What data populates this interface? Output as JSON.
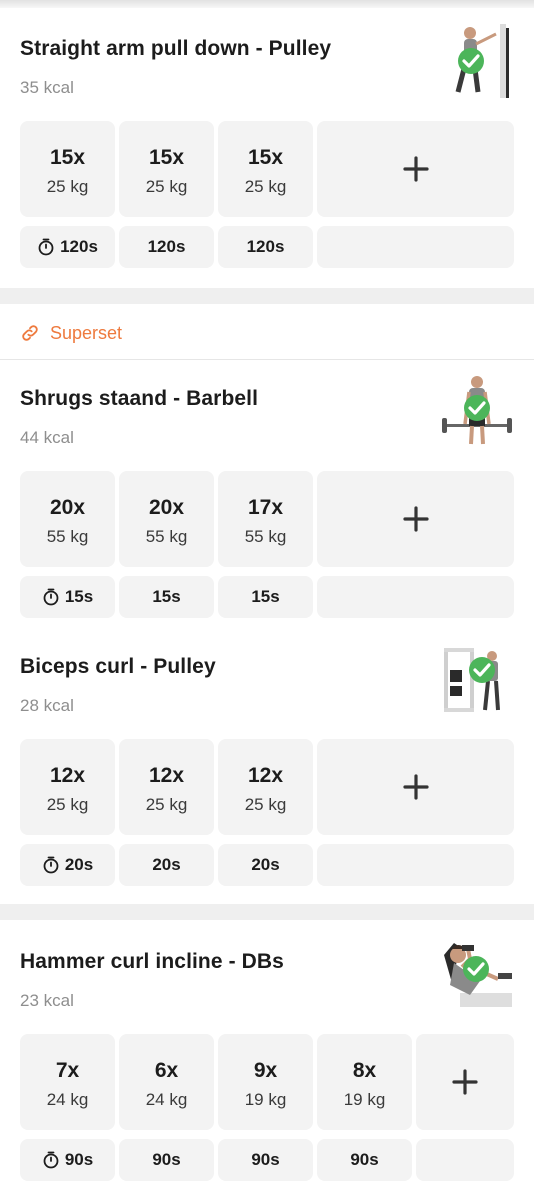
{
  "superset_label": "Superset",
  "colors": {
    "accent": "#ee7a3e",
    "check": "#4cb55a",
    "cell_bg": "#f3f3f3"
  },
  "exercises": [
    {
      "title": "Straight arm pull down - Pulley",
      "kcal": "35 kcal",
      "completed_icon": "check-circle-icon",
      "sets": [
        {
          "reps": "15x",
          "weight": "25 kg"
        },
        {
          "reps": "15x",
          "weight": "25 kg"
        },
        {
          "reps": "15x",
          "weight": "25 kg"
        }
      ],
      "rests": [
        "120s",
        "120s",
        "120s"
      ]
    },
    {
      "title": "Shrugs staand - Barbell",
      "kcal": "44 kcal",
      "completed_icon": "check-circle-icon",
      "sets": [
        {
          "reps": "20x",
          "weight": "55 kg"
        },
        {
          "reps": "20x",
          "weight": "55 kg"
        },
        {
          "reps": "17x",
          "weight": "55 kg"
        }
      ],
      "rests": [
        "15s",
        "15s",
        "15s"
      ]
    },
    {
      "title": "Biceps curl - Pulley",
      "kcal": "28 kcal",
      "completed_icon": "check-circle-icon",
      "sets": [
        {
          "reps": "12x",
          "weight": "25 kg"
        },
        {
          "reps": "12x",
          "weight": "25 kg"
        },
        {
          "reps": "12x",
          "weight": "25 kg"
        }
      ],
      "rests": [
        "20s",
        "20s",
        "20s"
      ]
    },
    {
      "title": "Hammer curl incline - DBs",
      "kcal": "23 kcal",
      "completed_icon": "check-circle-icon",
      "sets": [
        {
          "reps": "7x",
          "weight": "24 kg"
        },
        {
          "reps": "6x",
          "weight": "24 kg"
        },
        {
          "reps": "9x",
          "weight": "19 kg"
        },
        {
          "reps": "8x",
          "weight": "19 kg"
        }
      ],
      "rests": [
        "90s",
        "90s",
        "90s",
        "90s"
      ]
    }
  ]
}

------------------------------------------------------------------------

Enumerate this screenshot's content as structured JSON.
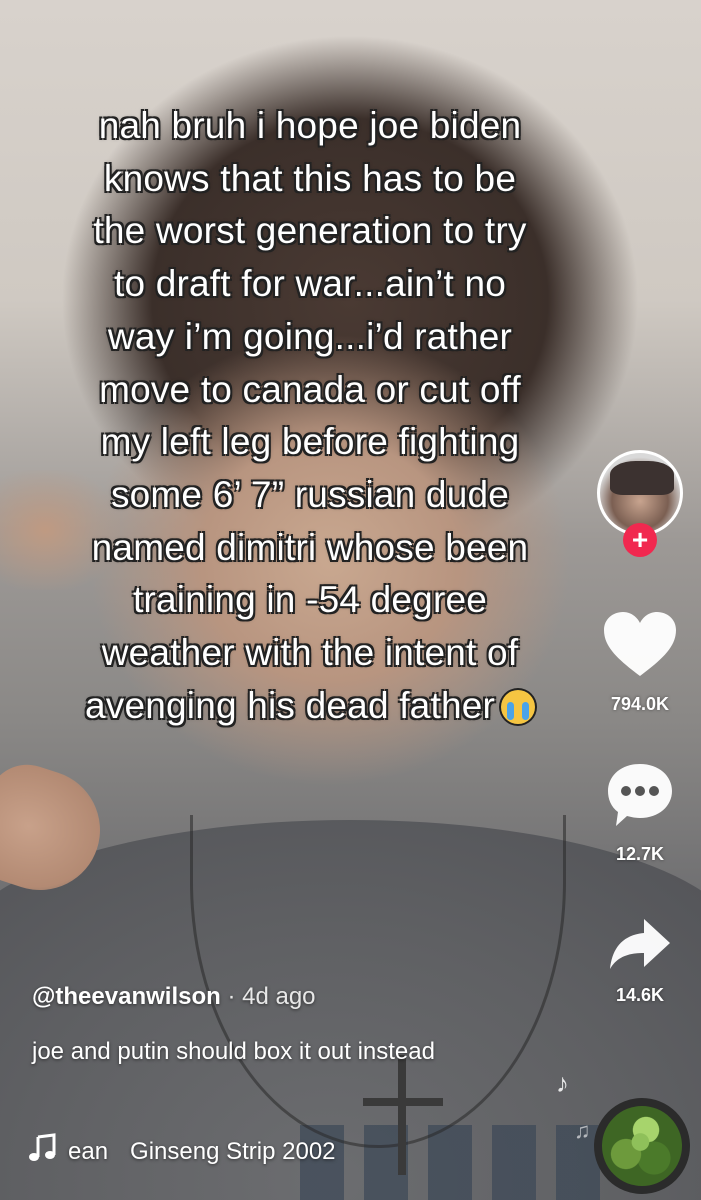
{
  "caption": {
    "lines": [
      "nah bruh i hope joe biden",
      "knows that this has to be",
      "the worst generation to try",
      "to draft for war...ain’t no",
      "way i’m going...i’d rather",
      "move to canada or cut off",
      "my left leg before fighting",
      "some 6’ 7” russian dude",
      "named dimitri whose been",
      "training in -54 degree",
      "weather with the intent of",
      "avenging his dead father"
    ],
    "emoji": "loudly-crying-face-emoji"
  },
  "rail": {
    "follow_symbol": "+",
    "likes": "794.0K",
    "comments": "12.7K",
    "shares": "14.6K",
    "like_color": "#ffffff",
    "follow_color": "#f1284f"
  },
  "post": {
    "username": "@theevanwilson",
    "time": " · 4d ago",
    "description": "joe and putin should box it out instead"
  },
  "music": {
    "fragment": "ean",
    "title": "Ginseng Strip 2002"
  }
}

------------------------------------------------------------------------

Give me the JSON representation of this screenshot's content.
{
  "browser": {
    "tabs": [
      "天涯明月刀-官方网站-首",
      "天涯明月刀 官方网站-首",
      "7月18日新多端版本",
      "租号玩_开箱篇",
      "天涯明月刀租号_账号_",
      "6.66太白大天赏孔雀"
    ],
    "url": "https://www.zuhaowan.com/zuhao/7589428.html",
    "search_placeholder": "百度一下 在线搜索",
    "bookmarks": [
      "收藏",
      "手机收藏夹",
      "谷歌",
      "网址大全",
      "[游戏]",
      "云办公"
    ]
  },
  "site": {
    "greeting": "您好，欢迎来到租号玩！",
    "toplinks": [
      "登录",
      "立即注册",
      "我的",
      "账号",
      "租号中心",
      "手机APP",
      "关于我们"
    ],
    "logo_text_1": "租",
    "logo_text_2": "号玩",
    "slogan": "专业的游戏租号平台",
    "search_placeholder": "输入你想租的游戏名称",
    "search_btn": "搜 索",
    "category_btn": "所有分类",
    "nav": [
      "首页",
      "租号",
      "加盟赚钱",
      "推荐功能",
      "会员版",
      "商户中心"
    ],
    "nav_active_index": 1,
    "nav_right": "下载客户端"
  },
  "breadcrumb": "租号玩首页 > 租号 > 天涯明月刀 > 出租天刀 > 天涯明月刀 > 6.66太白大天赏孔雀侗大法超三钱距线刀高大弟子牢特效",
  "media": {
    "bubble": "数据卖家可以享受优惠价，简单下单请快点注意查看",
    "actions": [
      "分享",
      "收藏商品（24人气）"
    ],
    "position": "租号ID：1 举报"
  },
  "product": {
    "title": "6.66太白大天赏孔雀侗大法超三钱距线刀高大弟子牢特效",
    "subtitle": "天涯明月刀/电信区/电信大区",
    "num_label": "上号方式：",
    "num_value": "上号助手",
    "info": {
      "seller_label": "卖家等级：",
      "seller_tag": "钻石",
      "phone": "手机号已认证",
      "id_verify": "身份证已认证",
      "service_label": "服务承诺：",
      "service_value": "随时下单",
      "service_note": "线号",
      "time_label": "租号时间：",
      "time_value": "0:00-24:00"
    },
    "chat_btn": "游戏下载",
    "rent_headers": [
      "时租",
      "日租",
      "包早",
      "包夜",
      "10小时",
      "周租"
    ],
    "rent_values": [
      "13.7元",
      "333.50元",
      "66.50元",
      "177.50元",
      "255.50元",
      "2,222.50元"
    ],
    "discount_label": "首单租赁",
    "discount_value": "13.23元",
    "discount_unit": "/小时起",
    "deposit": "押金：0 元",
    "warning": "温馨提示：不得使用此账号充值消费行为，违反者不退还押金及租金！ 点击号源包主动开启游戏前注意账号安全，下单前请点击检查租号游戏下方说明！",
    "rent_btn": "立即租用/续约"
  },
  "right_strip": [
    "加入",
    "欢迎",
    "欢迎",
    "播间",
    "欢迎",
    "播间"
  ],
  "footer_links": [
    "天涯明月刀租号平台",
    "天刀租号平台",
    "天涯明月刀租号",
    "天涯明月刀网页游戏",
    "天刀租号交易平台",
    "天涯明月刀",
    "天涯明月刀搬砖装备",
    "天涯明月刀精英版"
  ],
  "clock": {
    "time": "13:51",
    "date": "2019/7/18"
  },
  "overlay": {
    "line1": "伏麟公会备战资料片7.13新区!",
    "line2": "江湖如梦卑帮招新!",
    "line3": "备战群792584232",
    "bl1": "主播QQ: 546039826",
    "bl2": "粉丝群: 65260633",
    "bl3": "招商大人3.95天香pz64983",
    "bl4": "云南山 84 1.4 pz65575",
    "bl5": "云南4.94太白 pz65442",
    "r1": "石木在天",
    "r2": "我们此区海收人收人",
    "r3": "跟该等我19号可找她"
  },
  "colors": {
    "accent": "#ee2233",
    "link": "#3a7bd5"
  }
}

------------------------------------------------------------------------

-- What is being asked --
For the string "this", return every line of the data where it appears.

-- Reply to the exercise --
What data populates this interface? Output as JSON.
Enumerate this screenshot's content as structured JSON.
      "knows that this has to be",
Give me the JSON representation of this screenshot's content.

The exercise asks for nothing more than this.